There is something unnerving about aging administration officials talking to the press like simpering ingenues of the 1940s. Wide-eyed and guileless, they avow chastity in the Nicaraguan adventure. Provoking military exchanges in Central America? Trying to overthrow the Nicaraguan government? Breaking the law by bankrolling the "contra" guerrillas who used to be Nicaraguan National Guardsmen? Helping people shoot their way into office? Little me? Heaven forbid.

What the administration says it's doing is trying to stop the flow of arms from Nicaragua to El Salvador's guerrillas. This is a little hard to swallow when intense-looking men in Miami and Honduras explain, on television, that what they're doing is trying to overthrow Nicaragua's government. The illusion is further undermined by U.S. officials' continuing public comment that the Salvadoran guerrillas provide for themselves largely through purchase or theft from their enemies, the Salvadoran government forces, which we also supply.

The administration doesn't deny instigating or paying for its "secret" war. It only denies that it is violating the Boland amendment, which forbids any U.S. assistance in overthrowing the Nicaraguan government. It maintains that masses of arms are flown over the sea nightly to Salvadoran rebels. But it doesn't make clear how sending foot soldiers across the border from Honduras to shoot up rural communities in Nicaragua will stop the air supply.

It is also hard to figure how reconnaissance sorties and intelligence gathering by U.S. personnel will stop air shipment of arms. One thousand photos, a thousand radio intercepts and purloined documents won't ground a single plane, by themselves.

This semi-overt "covert" war is mighty murky. All the American people know is that "we" are engaged. That's the overt part. The big secret is what is being given, to whom, at what cost, for what purpose.

Another piece of the secret is who decided to take these actions. Perhaps it is part of the Haig legacy.

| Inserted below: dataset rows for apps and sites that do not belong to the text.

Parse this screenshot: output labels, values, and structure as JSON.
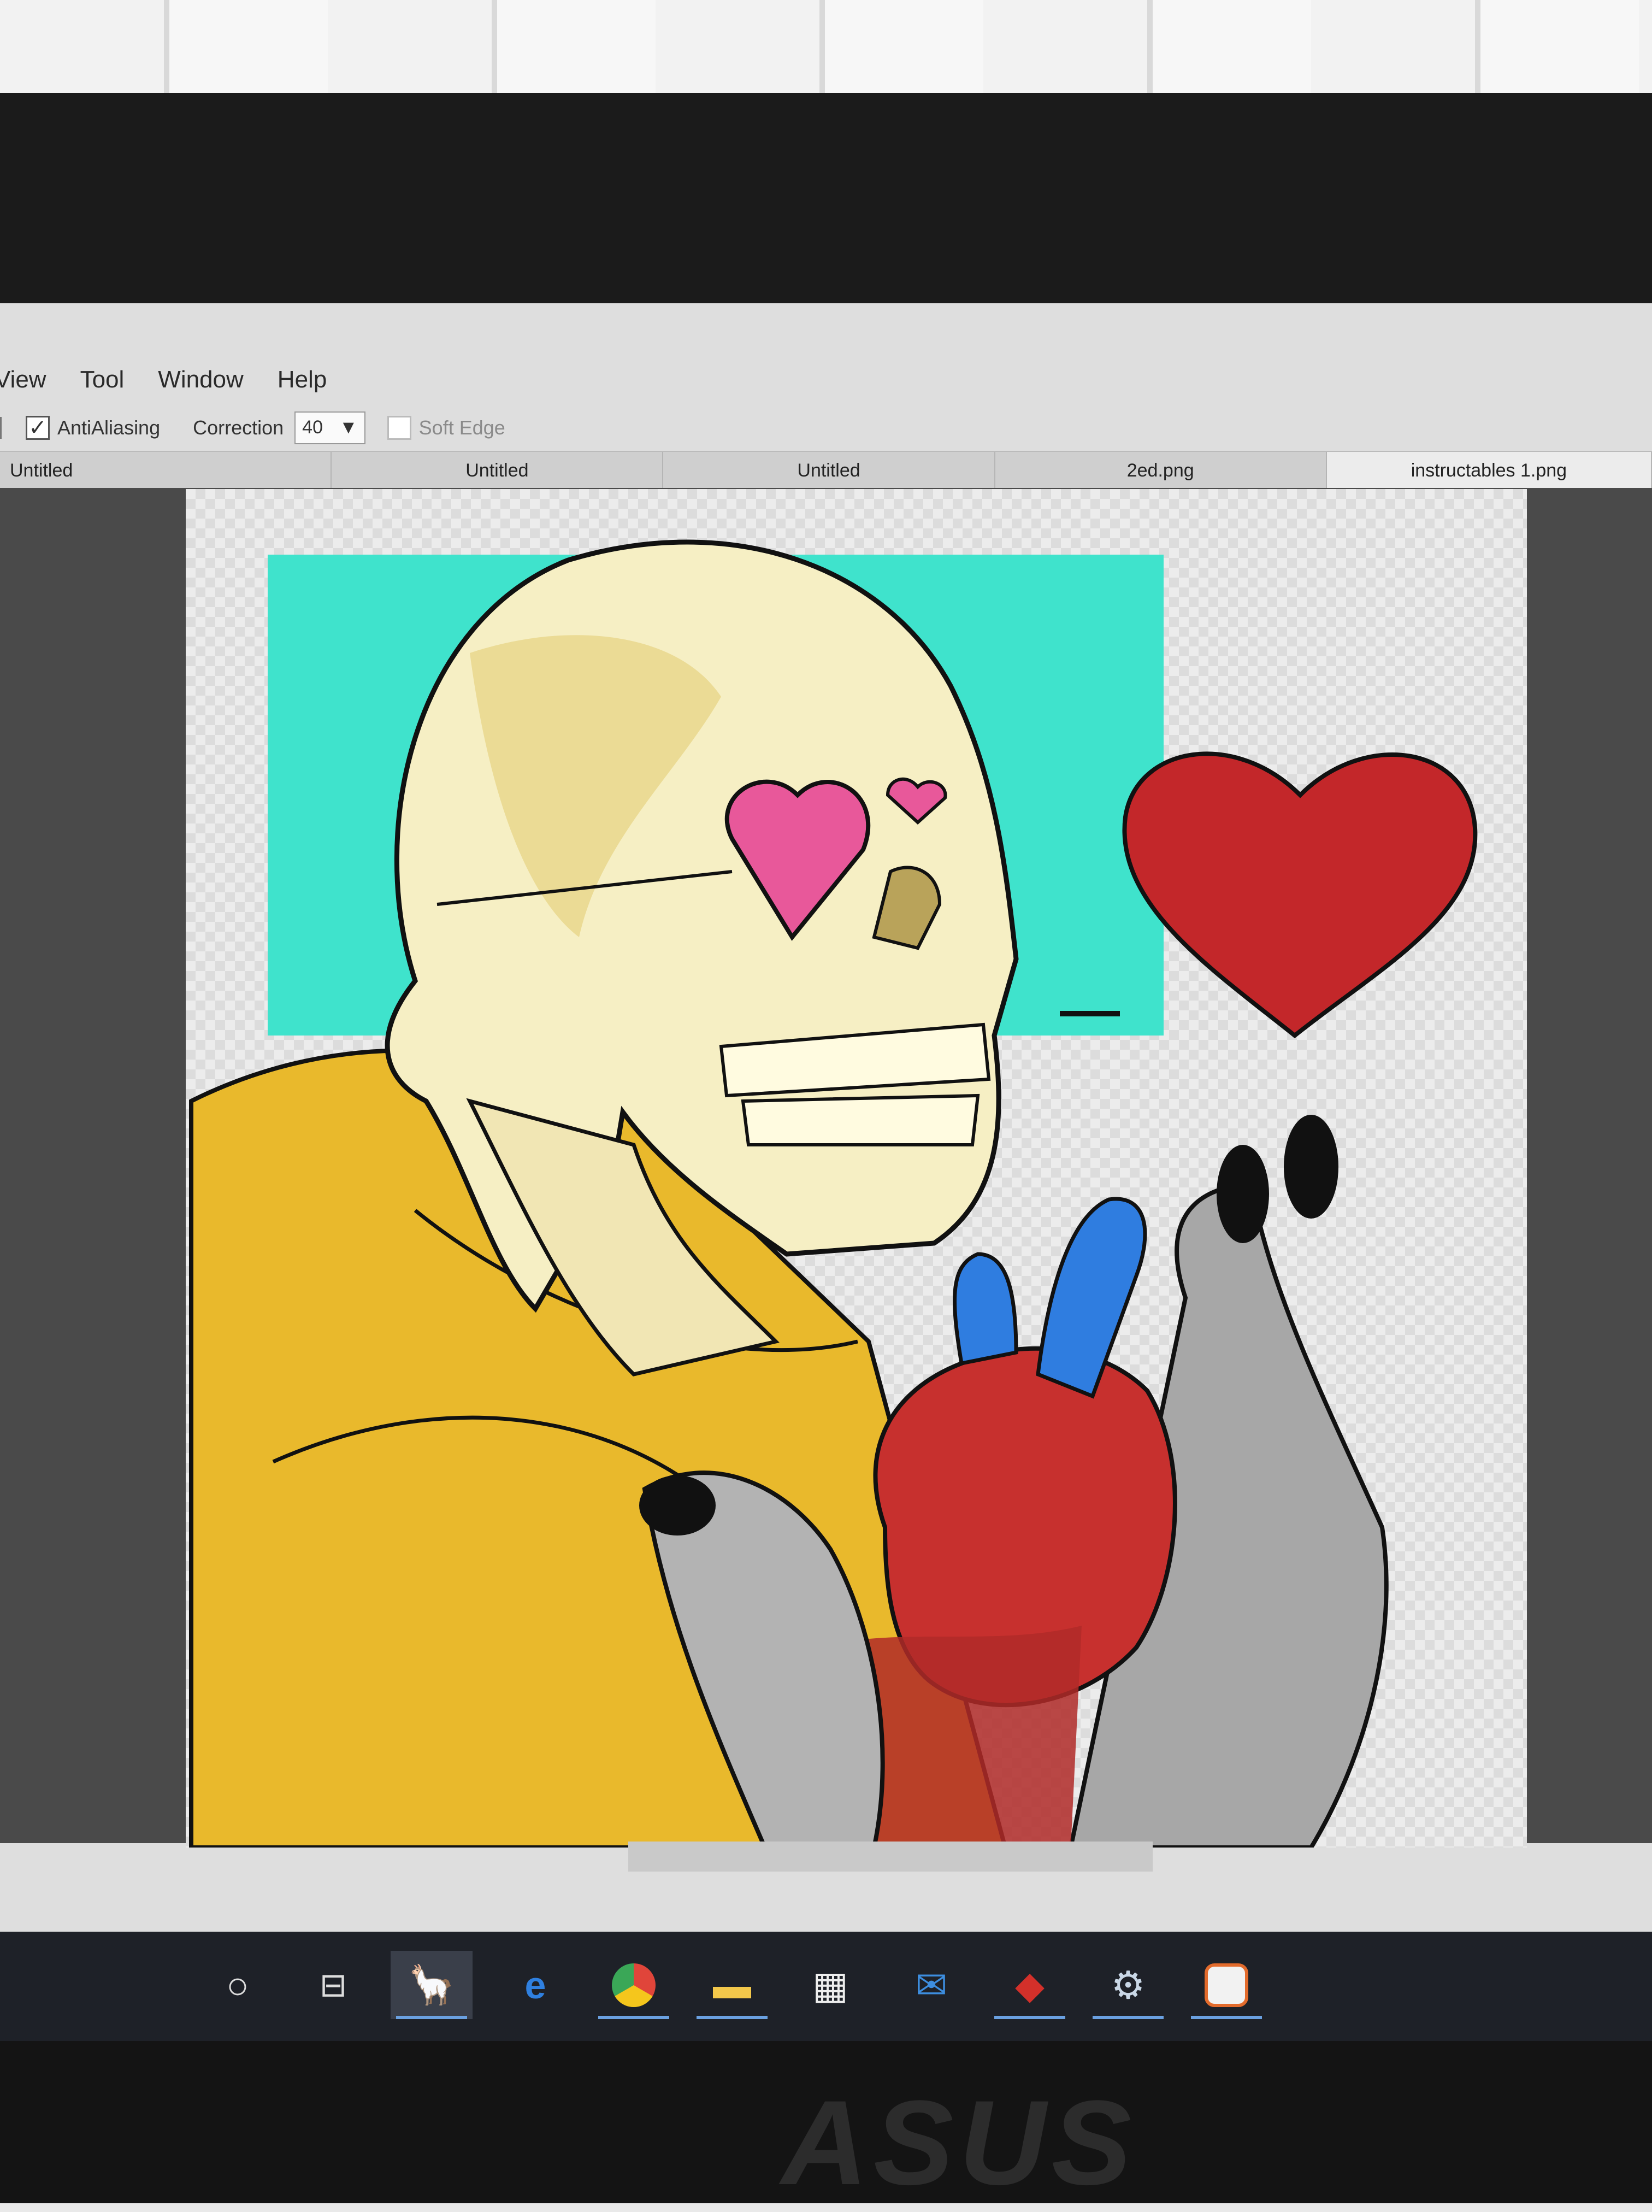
{
  "menu": {
    "items": [
      "View",
      "Tool",
      "Window",
      "Help"
    ]
  },
  "toolbar": {
    "antialiasing_label": "AntiAliasing",
    "antialiasing_checked": true,
    "correction_label": "Correction",
    "correction_value": "40",
    "soft_edge_label": "Soft Edge",
    "soft_edge_checked": false
  },
  "tabs": [
    {
      "label": "Untitled",
      "active": false
    },
    {
      "label": "Untitled",
      "active": false
    },
    {
      "label": "Untitled",
      "active": false
    },
    {
      "label": "2ed.png",
      "active": false
    },
    {
      "label": "instructables 1.png",
      "active": true
    }
  ],
  "taskbar": {
    "icons": [
      "cortana-icon",
      "task-view-icon",
      "paint-app-icon",
      "edge-icon",
      "chrome-icon",
      "file-explorer-icon",
      "store-icon",
      "mail-icon",
      "app-red-icon",
      "steam-icon",
      "firefox-icon"
    ]
  },
  "colors": {
    "teal_bg": "#3fe3cc",
    "hoodie": "#e9b92c",
    "skull": "#f6efc4",
    "heart_red": "#c3272a",
    "glasses_pink": "#e8589a",
    "vein_blue": "#2f7de0",
    "hand_gray": "#a7a7a7"
  },
  "bezel_brand": "ASUS"
}
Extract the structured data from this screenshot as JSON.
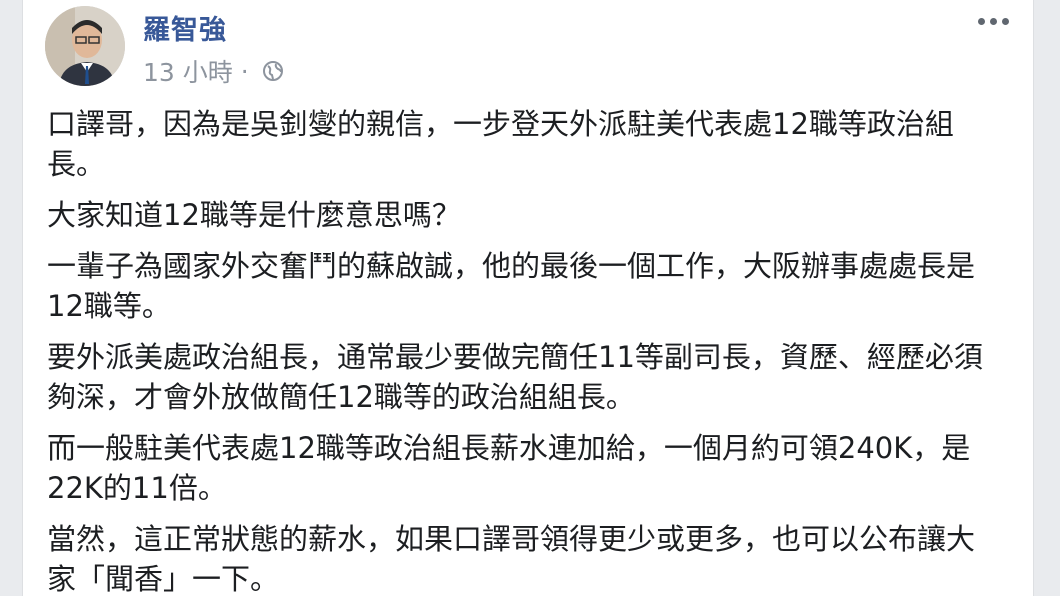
{
  "post": {
    "author": "羅智強",
    "time": "13 小時",
    "separator": "·",
    "privacy_icon": "globe-icon",
    "more_icon": "more-options-icon",
    "paragraphs": [
      "口譯哥，因為是吳釗燮的親信，一步登天外派駐美代表處12職等政治組長。",
      "大家知道12職等是什麼意思嗎？",
      "一輩子為國家外交奮鬥的蘇啟誠，他的最後一個工作，大阪辦事處處長是12職等。",
      "要外派美處政治組長，通常最少要做完簡任11等副司長，資歷、經歷必須夠深，才會外放做簡任12職等的政治組組長。",
      "而一般駐美代表處12職等政治組長薪水連加給，一個月約可領240K，是22K的11倍。",
      "當然，這正常狀態的薪水，如果口譯哥領得更少或更多，也可以公布讓大家「聞香」一下。"
    ]
  },
  "colors": {
    "author": "#385898",
    "meta": "#8d949e",
    "text": "#1c1e21",
    "background": "#e9ebee"
  }
}
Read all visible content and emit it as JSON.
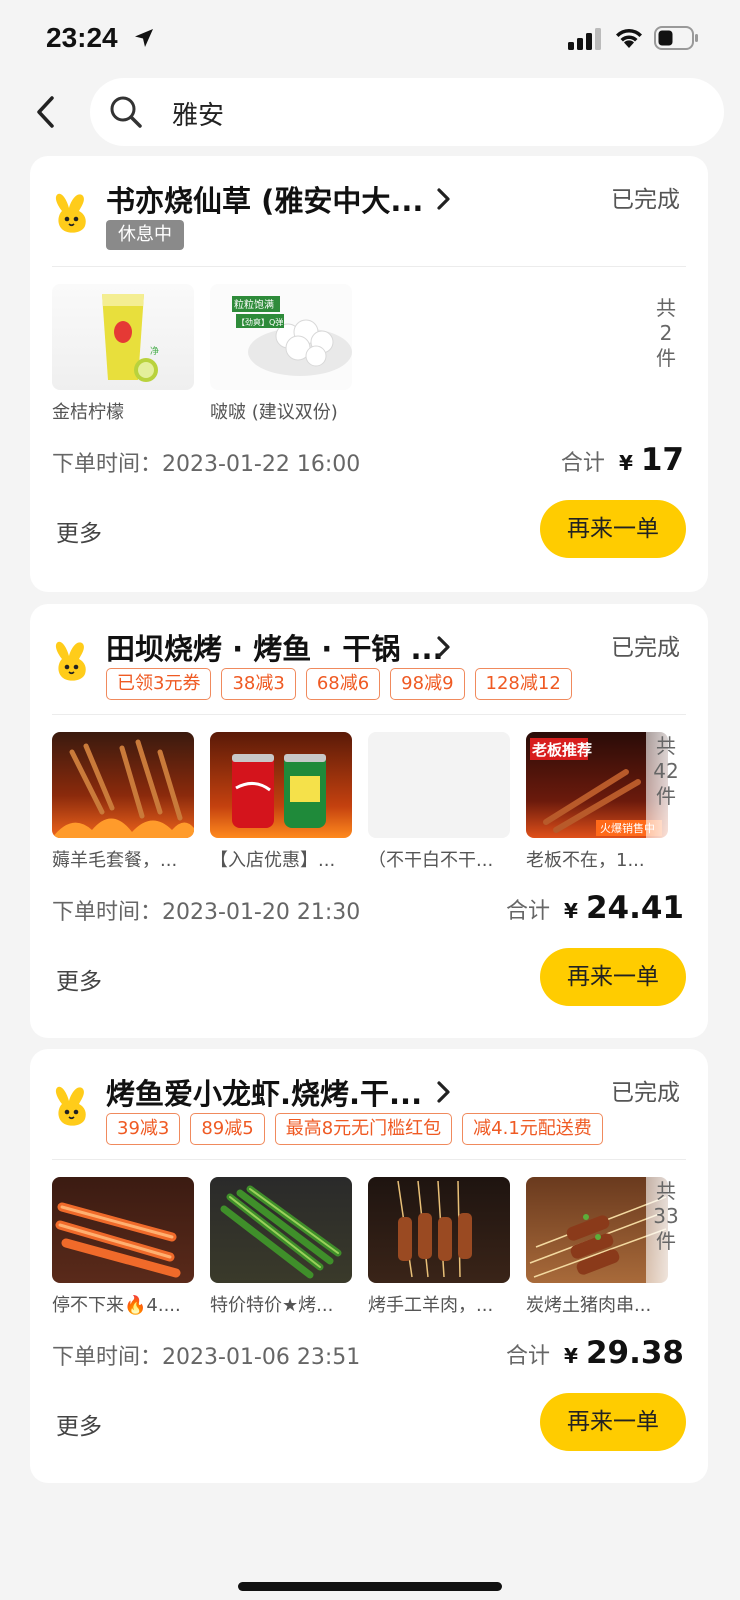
{
  "status_bar": {
    "time": "23:24"
  },
  "search": {
    "query": "雅安"
  },
  "orders": [
    {
      "shop_name": "书亦烧仙草 (雅安中大...",
      "status": "已完成",
      "rest_tag": "休息中",
      "tags": [],
      "items": [
        {
          "name": "金桔柠檬"
        },
        {
          "name": "啵啵 (建议双份)",
          "overlay_text_1": "粒粒饱满",
          "overlay_text_2": "【劲爽】Q弹"
        }
      ],
      "count_prefix": "共",
      "count": "2",
      "count_suffix": "件",
      "order_time_label": "下单时间：",
      "order_time": "2023-01-22 16:00",
      "total_label": "合计",
      "currency": "¥",
      "total": "17",
      "more_label": "更多",
      "reorder_label": "再来一单"
    },
    {
      "shop_name": "田坝烧烤 · 烤鱼 · 干锅 ...",
      "status": "已完成",
      "tags": [
        "已领3元券",
        "38减3",
        "68减6",
        "98减9",
        "128减12"
      ],
      "items": [
        {
          "name": "薅羊毛套餐，..."
        },
        {
          "name": "【入店优惠】..."
        },
        {
          "name": "（不干白不干..."
        },
        {
          "name": "老板不在，1...",
          "overlay_text_1": "老板推荐",
          "overlay_text_2": "火爆销售中"
        }
      ],
      "count_prefix": "共",
      "count": "42",
      "count_suffix": "件",
      "order_time_label": "下单时间：",
      "order_time": "2023-01-20 21:30",
      "total_label": "合计",
      "currency": "¥",
      "total": "24.41",
      "more_label": "更多",
      "reorder_label": "再来一单"
    },
    {
      "shop_name": "烤鱼爱小龙虾.烧烤.干...",
      "status": "已完成",
      "tags": [
        "39减3",
        "89减5",
        "最高8元无门槛红包",
        "减4.1元配送费"
      ],
      "items": [
        {
          "name": "停不下来🔥4...."
        },
        {
          "name": "特价特价★烤..."
        },
        {
          "name": "烤手工羊肉，..."
        },
        {
          "name": "炭烤土猪肉串..."
        }
      ],
      "count_prefix": "共",
      "count": "33",
      "count_suffix": "件",
      "order_time_label": "下单时间：",
      "order_time": "2023-01-06 23:51",
      "total_label": "合计",
      "currency": "¥",
      "total": "29.38",
      "more_label": "更多",
      "reorder_label": "再来一单"
    }
  ]
}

Secretary of State George Shultz doesn't give a fig for anything south of Texas, so it's unlikely that he took any initiative. There is sufficient leakage around the edges to ascertain that some CIA officials view this undertaking with a jaundiced eye. Maybe the president got the idea from Reader's Digest.

It doesn't seem much to ask of a democratic government: who did it?

The president has already put us into two wars down south. But the polls consistently demonstrate that they are not supported by the public. Poor people are falling dead from our bullets and the machete-wielding soldiers U.S. tax dollars underwrite. The Argentines have pulled out; Honduras lends its territory; Guatemala is hustling its own case. Who are our allies in this debacle?

A couple of weeks ago, Rep. Tom Harkin and 73 of his colleagues in the House introduced a resolution of inquiry to find out the who, where, why and when of administration involvement in Nicaragua. It was referred to three committees --Armed Services, Foreign Affairs and Intelligence. They must act and report to the House. The resolution asks the pertinent questions in this matter. If the House passes it, the president "shall furnish" the answers within 10 days. As Rep. Jim Wright said to one of the "contra" leaders last week, "I do not believe financing the invasion of another country is what the United States should be doing."

Reps. Edward Boland and Clement Zablocki have a bill that ought to knock the relationship with the "contras" out of the box. It prohibits secret funding of military and paramilitary groups that want to harass, destabilize or overthrow any of the regional governments. Instead, it authorizes $30 million this year and $50 million next year for open military assistance, only to governments and only to help them stop military supplies from Cuba and Nicaragua from getting to or through their countries. The participating governments can't move the assistance on to others, nor can they conceal its source.

While the bill is explicit on the military- paramilitary side, it does not cover covert political actions by the administration. It would still be possible, apparently, to pass money and "advice" to anyone. Is this a loophole through which the administration could continue to hand over cash so that the "contras" or others could simply buy what they want from the black market? If so, harassment, destabilization and efforts to overthrow governments could continue with secret U.S. political aid, unless there are clear prohibitions on political activities.

While the House leadership is prepared to move it quickly, the Senate must also act and the administration still has a given number of days before the bill comes into effect. And it is wise to remember that between passage of legislation cutting off military assistance to Chile and its signing by the president, there was wild contract-signing and obligation that kept the pipeline filled and flowing for years. There should not be a repetition, all these years later, in the interval.

For some reason, the conventional wisdom on Capitol Hill seems to hold that the Zablocki-Boland bill makes the Harkin resolution of inquiry unnecessary and that the answers to the questions don't need to be given. It could be that was the price that had to be paid to get rid of covert military assistance. But it might be too high a price if it closes out the questions.

This bill is a firm step in the necessary direction in spite of its imperfections. And the resolution of inquiry is equally important. It may be more important, in fact, because until we have the answers to its questions, other legislative actions, congressional hearings and opinions are based on fragments of facts in contention. Decisions of the public and Congress about U.S. policy should be based on as much real information as they can get. The administration has that information, and we need to know it.